**EXTRACTED ENTRIES**
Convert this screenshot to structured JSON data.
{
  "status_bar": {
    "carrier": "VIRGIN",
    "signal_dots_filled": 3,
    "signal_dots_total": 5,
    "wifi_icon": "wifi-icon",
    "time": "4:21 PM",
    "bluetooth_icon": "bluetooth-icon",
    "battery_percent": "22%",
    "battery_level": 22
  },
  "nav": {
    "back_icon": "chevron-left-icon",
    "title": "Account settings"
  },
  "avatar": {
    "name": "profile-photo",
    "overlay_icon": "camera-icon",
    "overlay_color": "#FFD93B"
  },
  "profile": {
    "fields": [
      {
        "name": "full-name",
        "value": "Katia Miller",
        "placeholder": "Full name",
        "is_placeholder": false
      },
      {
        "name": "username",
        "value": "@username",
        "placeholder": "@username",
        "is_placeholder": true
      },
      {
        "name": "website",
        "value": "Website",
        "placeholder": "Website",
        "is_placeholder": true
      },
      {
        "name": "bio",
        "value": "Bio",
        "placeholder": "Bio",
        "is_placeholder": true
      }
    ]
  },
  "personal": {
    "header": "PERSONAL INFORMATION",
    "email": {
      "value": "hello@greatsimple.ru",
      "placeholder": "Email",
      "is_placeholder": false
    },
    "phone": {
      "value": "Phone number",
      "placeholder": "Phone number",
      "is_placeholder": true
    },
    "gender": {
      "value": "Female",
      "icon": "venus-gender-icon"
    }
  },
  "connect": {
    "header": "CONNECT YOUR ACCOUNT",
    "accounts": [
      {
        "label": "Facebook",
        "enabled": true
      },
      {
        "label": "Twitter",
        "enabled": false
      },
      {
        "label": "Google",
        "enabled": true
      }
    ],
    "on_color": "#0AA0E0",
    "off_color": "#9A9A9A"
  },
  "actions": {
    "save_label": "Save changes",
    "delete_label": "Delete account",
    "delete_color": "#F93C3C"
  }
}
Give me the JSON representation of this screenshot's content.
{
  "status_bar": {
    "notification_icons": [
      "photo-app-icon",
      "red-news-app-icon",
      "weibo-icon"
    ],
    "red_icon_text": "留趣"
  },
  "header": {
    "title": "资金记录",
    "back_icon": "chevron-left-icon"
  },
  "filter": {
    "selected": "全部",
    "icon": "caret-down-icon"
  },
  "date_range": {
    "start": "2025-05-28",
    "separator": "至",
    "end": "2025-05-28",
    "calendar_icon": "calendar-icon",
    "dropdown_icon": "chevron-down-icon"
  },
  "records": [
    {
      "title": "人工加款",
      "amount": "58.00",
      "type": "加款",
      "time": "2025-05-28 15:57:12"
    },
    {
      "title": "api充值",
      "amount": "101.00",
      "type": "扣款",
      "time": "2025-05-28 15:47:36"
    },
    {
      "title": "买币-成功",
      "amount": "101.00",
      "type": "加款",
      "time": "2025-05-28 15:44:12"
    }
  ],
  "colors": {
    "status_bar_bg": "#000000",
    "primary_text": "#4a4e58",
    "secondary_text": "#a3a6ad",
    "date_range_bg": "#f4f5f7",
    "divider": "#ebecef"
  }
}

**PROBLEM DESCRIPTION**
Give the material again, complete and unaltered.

**TASK SOLUTION**
Convert this screenshot to structured JSON data.
{
  "status_bar": {
    "carrier": "VIRGIN",
    "signal_dots_filled": 3,
    "signal_dots_total": 5,
    "wifi_icon": "wifi-icon",
    "time": "4:21 PM",
    "bluetooth_icon": "bluetooth-icon",
    "battery_percent": "22%",
    "battery_level": 22
  },
  "nav": {
    "back_icon": "chevron-left-icon",
    "title": "Account settings"
  },
  "avatar": {
    "name": "profile-photo",
    "overlay_icon": "camera-icon",
    "overlay_color": "#FFD93B"
  },
  "profile": {
    "fields": [
      {
        "name": "full-name",
        "value": "Katia Miller",
        "placeholder": "Full name",
        "is_placeholder": false
      },
      {
        "name": "username",
        "value": "@username",
        "placeholder": "@username",
        "is_placeholder": true
      },
      {
        "name": "website",
        "value": "Website",
        "placeholder": "Website",
        "is_placeholder": true
      },
      {
        "name": "bio",
        "value": "Bio",
        "placeholder": "Bio",
        "is_placeholder": true
      }
    ]
  },
  "personal": {
    "header": "PERSONAL INFORMATION",
    "email": {
      "value": "hello@greatsimple.ru",
      "placeholder": "Email",
      "is_placeholder": false
    },
    "phone": {
      "value": "Phone number",
      "placeholder": "Phone number",
      "is_placeholder": true
    },
    "gender": {
      "value": "Female",
      "icon": "venus-gender-icon"
    }
  },
  "connect": {
    "header": "CONNECT YOUR ACCOUNT",
    "accounts": [
      {
        "label": "Facebook",
        "enabled": true
      },
      {
        "label": "Twitter",
        "enabled": false
      },
      {
        "label": "Google",
        "enabled": true
      }
    ],
    "on_color": "#0AA0E0",
    "off_color": "#9A9A9A"
  },
  "actions": {
    "save_label": "Save changes",
    "delete_label": "Delete account",
    "delete_color": "#F93C3C"
  }
}
Give me the JSON representation of this screenshot's content.
{
  "status_bar": {
    "notification_icons": [
      "photo-app-icon",
      "red-news-app-icon",
      "weibo-icon"
    ],
    "red_icon_text": "留趣"
  },
  "header": {
    "title": "资金记录",
    "back_icon": "chevron-left-icon"
  },
  "filter": {
    "selected": "全部",
    "icon": "caret-down-icon"
  },
  "date_range": {
    "start": "2025-05-28",
    "separator": "至",
    "end": "2025-05-28",
    "calendar_icon": "calendar-icon",
    "dropdown_icon": "chevron-down-icon"
  },
  "records": [
    {
      "title": "人工加款",
      "amount": "58.00",
      "type": "加款",
      "time": "2025-05-28 15:57:12"
    },
    {
      "title": "api充值",
      "amount": "101.00",
      "type": "扣款",
      "time": "2025-05-28 15:47:36"
    },
    {
      "title": "买币-成功",
      "amount": "101.00",
      "type": "加款",
      "time": "2025-05-28 15:44:12"
    }
  ],
  "colors": {
    "status_bar_bg": "#000000",
    "primary_text": "#4a4e58",
    "secondary_text": "#a3a6ad",
    "date_range_bg": "#f4f5f7",
    "divider": "#ebecef"
  }
}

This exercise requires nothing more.